Well before the coronavirus began, Cathy Loh, director of the Office of Marriage, Family Life, Faith Formation and Youth Ministry of the Diocese of Palm Beach, was seeking to fill the role of coordinator of Youth and Young Adult Ministry in efforts to revitalize youth ministry programs throughout the diocese’s five-county area.
With the outbreak of COVID-19, it quickly became apparent that this already challenging task was critical in order to support youth minsters struggling to minister to youth facing isolation during the recent months of quarantine. Many young people were also dealing with a sudden estrangement from their faith with the termination of in-person youth groups and other faith-based activities.
In her quest to fill the new position, Loh sought assistance from Catholic author and speaker Everett Fritz. Fritz, a consultant and author of three books including “The Art of Forming Young Disciples: Why Youth Ministries Aren’t Working and What to Do About It,” worked in the Diocese of Palm Beach in the early 2000s and has maintained strong ties to the area.
Fritz posed the difficult question, “Why isn’t the faith resonating with young people?

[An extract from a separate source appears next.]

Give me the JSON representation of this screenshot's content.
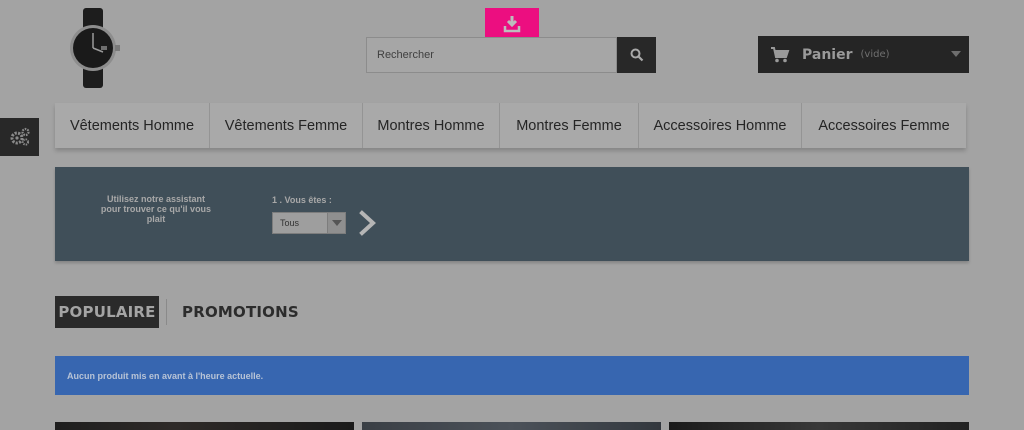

Because we’re not meeting their basic needs first. The basic need of young people is the need for intimate relationships, which have been lacking since before the current situation. We need to work to remedy the desperation for relationships that our youth are feeling, which has been exacerbated by the pandemic. So much of our training has been on outreach, and now we really need to focus on relationship instead of dogma.”
At Loh’s direction, Fritz facilitated several in-person listening sessions in early March to help learn the needs and challenges of youth ministers and clergy throughout the diocese. Fritz offered online leadership training and collaboration, hosting top national speakers on youth ministry topics such as racism and the Catholic response, LGBT issues, and brainstorming opportunities for parish leaders. He also helped craft the job description and spearhead the hiring process for the new coordinator of Youth and Young Adult Ministry, a position entrusted to Andy Baker.
With more than 20 years of education and experience as a parish catechetical leader and youth minister, Baker had most recently been serving as the Youth Ministry coordinator for the Diocese of Raleigh, North Carolina, where he had just completed a campaign to implement small group discipleship ministry.
Reflecting on that same mission here in the Diocese of Palm Beach, Baker said, “I believe the Holy Spirit led me here at this time for this moment and I am excited to start building relationships with our pastors and parish ministry leaders so that we can offer the best ministry possible to the young church here in the diocese.”
Baker is striving to build relationships with the parish youth leaders throughout the diocese via Zoom and one-to-one meetings as much as possible. “It’s important for me to get to know the unique personalities of the parishes,” he said.
From the listening sessions previously conducted, it was made clear that youth ministry, as a whole, needed to develop in a new direction.
“Youth ministry is relational ministry,” said Baker. “It is the parishes’ response to the needs of its young parishioners; it’s about making missionary disciples. You can’t do that in large groups, at least not well. It’s about building relationships, listening and witnessing the faith, leading young people to an encounter with Christ.
“The situation that’s arisen from COVID-19 has allowed us to do this and give new things a try,” he continued. “A positive opportunity that has come from the pandemic is that it has allowed—almost mandated us—to do something different.”
Baker speaks from experience having worked with young people via social conferencing platforms, a tool that has become increasingly popular since the start of quarantine.
“In the very beginning,” he said, “it offered us an immediate way to connect. The immediacy of everything shutting down gave kids and parents a chance to connect when they felt they couldn’t connect with anyone. We met them where they were. That’s what we’re called to do.”
But Baker and youth ministers throughout the Diocese of Palm Beach realized early on that simply relying on videoconferences was not enough.
“Youth, nationally, were having a harder and harder time with Zoom gatherings because they were often spending the whole day in front of the computer for virtual school and screen fatigue became a hurdle for many. Young people needed a break from this, and one-on-one ministry became that break.”
Loh shared, “As group activities like sports, arts clubs and school groups change with the pandemic, perhaps students will be more willing to step out from the usual activities and engage in youth ministry more than they would have before. We may be working with a whole new generation of youth who have been otherwise not engaged. Thankfully, Bishop Barbarito is committed to family and youth ministry in the diocese, and it is so nice to have support right from the top.”
To learn mor about the Office of Marriage, Family Life, Faith Formation and Youth Ministry of the Diocese of Palm Beach, visit diocesepb.org/familylife-marriage or follow the office on Facebook @DPBYouth and @DiocesePBFamilyLife.
By Wendy Dwyer
Palm Beach Gardens